~ The conservation community will be talking about the aftermath of the Northern California wildfires on November 16 at an event hosted by the Bay Area Open Space Council in Berkeley. In Sonoma, the philanthropic community is responding to the fires as well. The Community Foundation Sonoma County launched the Sonoma County Resilience Fund in light of the fact that disaster philanthropy tends to follow a natural cycle: on average about 70% of the funds raised in disaster relief are raised in the first month, with only 4.8% going to recovery and rebuilding efforts.
~ Skyline Gardens, a swath of the East Bay ridgetop between Berkeley’s Tilden Regional Park and the Caldecott Tunnel (Highway 24), provides habitat for 247 native plant species, making it the most botanically diverse area of its size (about 250 acres) in the entire East Bay. Groups restoring the area recently launched a website and are actively seeking new volunteers to support restoration efforts.
~ This winter you can participate in one of the oldest citizen science projects in the United States – the 118th annual Audubon Christmas Bird Count – with events happening all over the state of California, from December 14, 2017, through January 5, 2018.
~ Through January 2018, Nancy Karp + Dancers will be on site in the David Brower Center’s Hazel Wolf Gallery every Monday afternoon working on a new dance work titled On Beauty that’s inspired and informed by the gallery’s current exhibition, Douglas R. Tompkins: On Beauty. The rehearsals are open to the public and scheduled to begin at 1 pm every Monday – although there may be a few time shifts. Consult nancykarp.org for the latest information.
~ Did you know that the world’s botanic gardens protect one-third of all known plant species including many which are threatened or endangered? Researchers argue that botanic gardens are of “critical importance to plant conservation”, and internationally coordinated efforts are needed to house even more species at risk of extinction – particularly those from tropical climates. To this point, the work of botanical garden’s plays an important role in plant conservation and these efforts are oftentimes supported by nonprofit partners that raise the funds for conservation programs and public education. For example, San Francisco Botanical Garden Society (a current client) provides this support for San Francisco Botanical Garden. Now through December is the best time to visit the Garden’s Andean Cloud Forest and Chilean collections, which include plants from “biodiversity hotspots” in South America that are rapidly losing ground and in danger of extinction.
~ If you’ve read previous blog posts here, you probably know that I am a big admirer of the John Muir Trail and the roadless wilderness of California’s High Sierra, from the Golden Trout Wilderness to Yosemite. I also have aspirations to hike other sections of the Pacific Crest Trail. That is why I was pleased to hear that the Pacific Crest Trail Association recently opened a new section in the Sierra Buttes, built over the last four summers. The trail avoids a long-standing road walk and gets you further away from vehicle noises.
~ Here in the Bay Area, trails are connecting to transit.

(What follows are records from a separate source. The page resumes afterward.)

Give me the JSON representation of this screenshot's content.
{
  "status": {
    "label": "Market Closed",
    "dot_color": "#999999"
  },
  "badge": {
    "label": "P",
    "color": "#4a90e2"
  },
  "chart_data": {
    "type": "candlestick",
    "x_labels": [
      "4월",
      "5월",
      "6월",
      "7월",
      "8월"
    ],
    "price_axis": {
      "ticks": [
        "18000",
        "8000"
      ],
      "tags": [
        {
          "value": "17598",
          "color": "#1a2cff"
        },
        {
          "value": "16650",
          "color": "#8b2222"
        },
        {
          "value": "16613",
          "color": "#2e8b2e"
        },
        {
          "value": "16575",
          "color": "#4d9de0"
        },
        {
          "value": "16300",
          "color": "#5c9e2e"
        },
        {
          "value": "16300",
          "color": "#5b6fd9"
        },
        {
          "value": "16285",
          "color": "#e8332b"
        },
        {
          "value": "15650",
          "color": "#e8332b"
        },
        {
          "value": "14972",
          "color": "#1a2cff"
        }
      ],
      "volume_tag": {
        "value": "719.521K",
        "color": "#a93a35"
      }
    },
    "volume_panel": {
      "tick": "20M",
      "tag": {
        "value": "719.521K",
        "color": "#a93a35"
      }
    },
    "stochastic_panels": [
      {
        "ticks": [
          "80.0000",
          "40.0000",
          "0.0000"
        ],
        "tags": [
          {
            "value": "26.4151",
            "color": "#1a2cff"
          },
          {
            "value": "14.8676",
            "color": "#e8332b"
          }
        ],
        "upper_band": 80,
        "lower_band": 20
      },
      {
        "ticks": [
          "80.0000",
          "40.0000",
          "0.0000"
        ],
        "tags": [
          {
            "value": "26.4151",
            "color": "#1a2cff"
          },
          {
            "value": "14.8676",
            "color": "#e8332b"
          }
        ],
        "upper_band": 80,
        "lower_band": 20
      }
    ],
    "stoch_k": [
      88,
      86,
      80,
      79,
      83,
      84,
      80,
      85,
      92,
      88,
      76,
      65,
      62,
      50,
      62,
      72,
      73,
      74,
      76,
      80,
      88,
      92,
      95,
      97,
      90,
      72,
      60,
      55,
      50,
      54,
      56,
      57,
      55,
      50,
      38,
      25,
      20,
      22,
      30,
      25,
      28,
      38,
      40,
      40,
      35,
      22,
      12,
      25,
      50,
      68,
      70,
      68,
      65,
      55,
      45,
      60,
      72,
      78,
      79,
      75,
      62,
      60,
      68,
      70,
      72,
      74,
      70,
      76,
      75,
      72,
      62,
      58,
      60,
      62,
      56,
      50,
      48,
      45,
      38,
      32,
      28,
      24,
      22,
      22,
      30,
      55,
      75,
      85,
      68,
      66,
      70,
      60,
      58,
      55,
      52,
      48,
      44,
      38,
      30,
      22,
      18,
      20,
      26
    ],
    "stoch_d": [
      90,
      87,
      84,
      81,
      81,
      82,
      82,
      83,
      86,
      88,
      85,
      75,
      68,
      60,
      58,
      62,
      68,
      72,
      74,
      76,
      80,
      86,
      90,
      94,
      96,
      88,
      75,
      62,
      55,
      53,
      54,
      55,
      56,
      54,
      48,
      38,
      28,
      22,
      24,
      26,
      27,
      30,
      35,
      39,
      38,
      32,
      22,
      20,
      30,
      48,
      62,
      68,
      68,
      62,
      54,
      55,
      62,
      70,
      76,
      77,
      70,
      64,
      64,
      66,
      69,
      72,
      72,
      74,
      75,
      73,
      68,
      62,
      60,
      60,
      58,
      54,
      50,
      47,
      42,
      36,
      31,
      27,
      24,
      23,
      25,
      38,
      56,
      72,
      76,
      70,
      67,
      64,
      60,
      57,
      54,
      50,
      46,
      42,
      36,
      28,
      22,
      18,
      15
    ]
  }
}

The new Berryessa BART station in east San Jose is scheduled to open in June 2018 and the Bay Area Ridge Trail will run right through it. This trail will bring BART passengers directly to the Penitencia Creek Trail, Alum Rock Park, and then up to wild ridges in Sierra Vista Open Space Preserve and beyond. A Measure Q grant from Santa Clara Valley Open Space Authority is supporting portions of this project with new trail and interpretive signs, maps, multi-lingual outings, and community outreach.
~ For over 20 years, the Mesa Refuge has hosted more than 700 writers and other creatives who have changed the conversation on pressing issues related to nature, human economy and social equity. Applications for spring 2018 residencies in West Marin are due December 1, 2017.